Mapping the morphology of sprawl and blight: A note on entropy
The urban expansion from the city center to the suburb and beyond is indicated by Shannon entropy, a robust and versatile measure of sprawl. However, the metropolitan regionwide entropy masks the morphology of land cover and land use consequential to urban expansion within the city-region. To surmount the limitation, we focus on the block-group, which is a US census defined socio-spatial unit that identifies the metropolitan region's development pattern structurally, forming tracts that comprise neighborhoods. The concentration and dispersion of land use and land cover by block-group reveals a North American metropolitan region's commonly known but rarely measured spatial structure of its urban and suburban sprawl. We use parcel data from county assessor of property (GIS) and land cover pixel data from the National Land Cover Data (NLCD) to compute block-group land-use and land-cover entropy. The change in block group entropy over a decade indicates whether the city- region's land use and land cover transition to a concentrated or dispersed pattern. Furthermore, we test a hypothesis that blight correlates with sprawl. Blight and sprawl are among the key factors that plague the metropolitan region. We determine the correlations with household income as well as (block group) distance from the city center. It turns out, blight is among the universally held distance-decay phenomena. The share of the block group's blighted properties decays (nonlinearly) with distance from the city center. Highlights for public administration, management and planning: •The metropolitan region's outward growth is highlighted by mapping the changing morphology of the block group within the city-region. •The block group entropy is computed with land use (parcel) and land cover (pixel) data. •The block group entropy change indicates the pattern of the land use and land cover transition with concentration or dispersion. •We test the hypothesis that blight correlates with sprawl with statistical models. •The block group's blighted properties decrease (nonlinearly) with distance from the city center.

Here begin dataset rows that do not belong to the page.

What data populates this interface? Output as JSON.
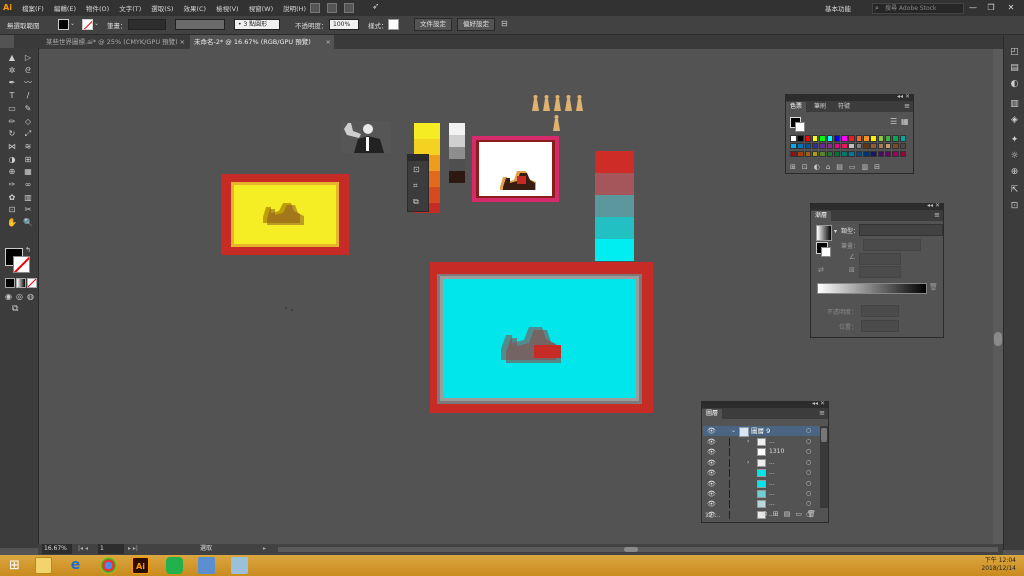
{
  "app": {
    "logo": "Ai"
  },
  "menubar": {
    "menus": [
      "檔案(F)",
      "編輯(E)",
      "物件(O)",
      "文字(T)",
      "選取(S)",
      "效果(C)",
      "檢視(V)",
      "視窗(W)",
      "說明(H)"
    ],
    "workspace": "基本功能",
    "search_placeholder": "搜尋 Adobe Stock",
    "window_controls": {
      "minimize": "—",
      "restore": "❐",
      "close": "✕"
    }
  },
  "controlbar": {
    "selection_label": "無選取範圍",
    "stroke_label": "筆畫：",
    "brush": "3 點圓形",
    "opacity_label": "不透明度：",
    "opacity_value": "100%",
    "style_label": "樣式：",
    "doc_setup": "文件設定",
    "preferences": "偏好設定"
  },
  "tabs": [
    {
      "label": "某些世界圖標.ai* @ 25% (CMYK/GPU 預覽)",
      "active": false
    },
    {
      "label": "未命名-2* @ 16.67% (RGB/GPU 預覽)",
      "active": true
    }
  ],
  "tab_close": "×",
  "tools": [
    "selection-tool",
    "direct-selection-tool",
    "magic-wand-tool",
    "lasso-tool",
    "pen-tool",
    "curvature-tool",
    "type-tool",
    "line-tool",
    "rectangle-tool",
    "paintbrush-tool",
    "pencil-tool",
    "eraser-tool",
    "rotate-tool",
    "scale-tool",
    "width-tool",
    "warp-tool",
    "shape-builder-tool",
    "perspective-tool",
    "mesh-tool",
    "gradient-tool",
    "eyedropper-tool",
    "blend-tool",
    "symbol-sprayer-tool",
    "graph-tool",
    "artboard-tool",
    "slice-tool",
    "hand-tool",
    "zoom-tool"
  ],
  "tool_glyphs": [
    "▲",
    "▷",
    "✲",
    "ᘓ",
    "✒",
    "〰",
    "T",
    "/",
    "▭",
    "✎",
    "✏",
    "◇",
    "↻",
    "⤢",
    "⋈",
    "≋",
    "◑",
    "⊞",
    "⊕",
    "▦",
    "✑",
    "∞",
    "✿",
    "▥",
    "⊡",
    "✂",
    "✋",
    "🔍"
  ],
  "swatches_panel": {
    "tabs": [
      "色票",
      "筆刷",
      "符號"
    ],
    "colors": [
      "#ffffff",
      "#000000",
      "#ff0000",
      "#ffff00",
      "#00ff00",
      "#00ffff",
      "#0000ff",
      "#ff00ff",
      "#ed1c24",
      "#f26522",
      "#f7941d",
      "#fff200",
      "#8dc63f",
      "#39b54a",
      "#00a651",
      "#00a99d",
      "#00aeef",
      "#0072bc",
      "#0054a6",
      "#2e3192",
      "#662d91",
      "#92278f",
      "#ec008c",
      "#ed145b",
      "#c0c0c0",
      "#808080",
      "#603913",
      "#8b5e3c",
      "#a67c52",
      "#c69c6d",
      "#754c24",
      "#534741",
      "#9e0b0f",
      "#a0410d",
      "#a3620a",
      "#aba000",
      "#598527",
      "#1a7b30",
      "#007236",
      "#00746b",
      "#0076a3",
      "#004a80",
      "#003471",
      "#1b1464",
      "#440e62",
      "#630460",
      "#9e005d",
      "#9e0039"
    ]
  },
  "gradient_panel": {
    "title": "漸層",
    "type_label": "類型：",
    "stroke_label": "筆畫：",
    "opacity_label": "不透明度：",
    "position_label": "位置："
  },
  "layers_panel": {
    "title": "圖層",
    "layer_name": "圖層 9",
    "rows": [
      {
        "label": "...",
        "expand": true
      },
      {
        "label": "1310",
        "expand": false
      },
      {
        "label": "...",
        "expand": true
      },
      {
        "label": "...",
        "expand": false
      },
      {
        "label": "...",
        "expand": false
      },
      {
        "label": "...",
        "expand": false
      },
      {
        "label": "...",
        "expand": false
      },
      {
        "label": "...",
        "expand": false
      }
    ],
    "count": "12 ..."
  },
  "statusbar": {
    "zoom": "16.67%",
    "artboard": "1",
    "tool": "選取"
  },
  "taskbar": {
    "time": "下午 12:04",
    "date": "2018/12/14"
  },
  "colors": {
    "red_frame": "#c62b25",
    "yellow": "#f6ee24",
    "cyan": "#00e6ea",
    "pink_frame": "#d62a6a"
  }
}
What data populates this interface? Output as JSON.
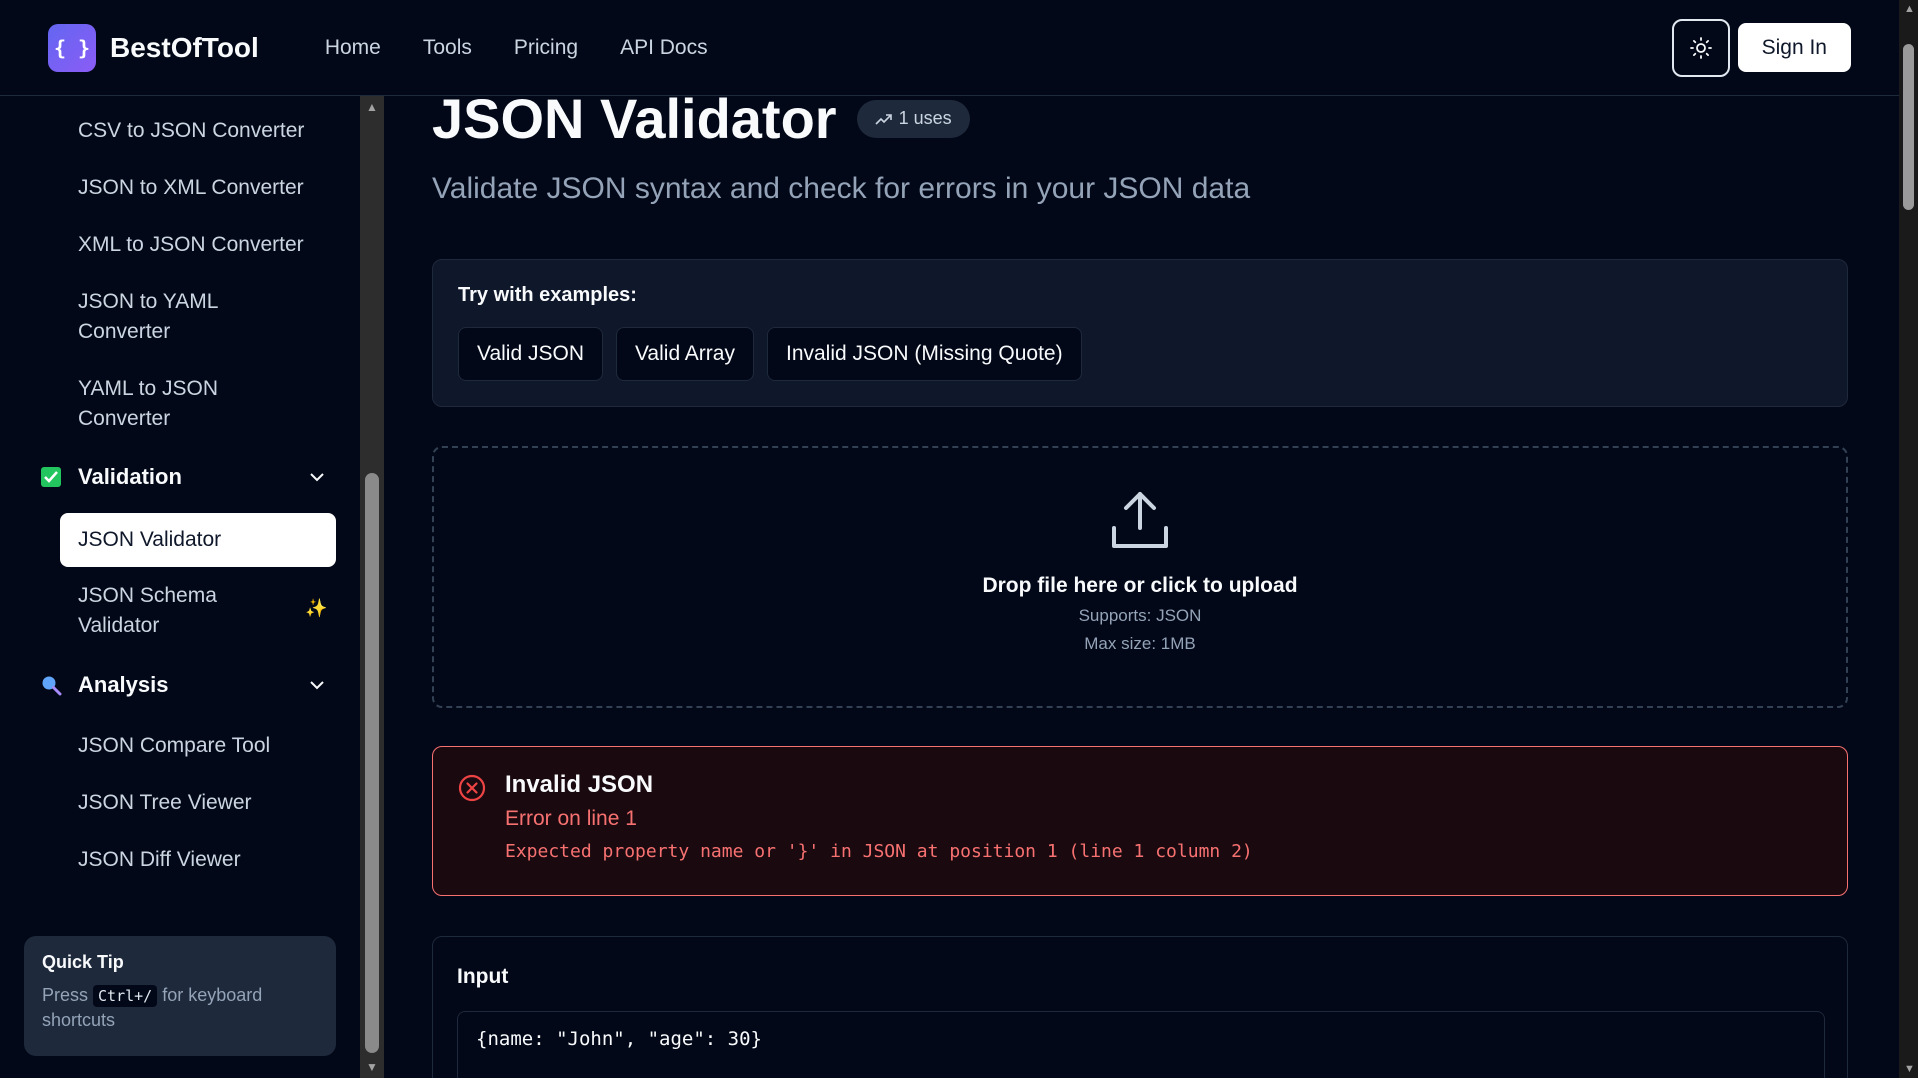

Banai, R., Antipova, A., & Momeni, E. (2021). Mapping the morphology of sprawl and blight: A note on entropy. GeoScape, 15 (1), 1-18. https://doi.org/10.2478/geosc-2021-0001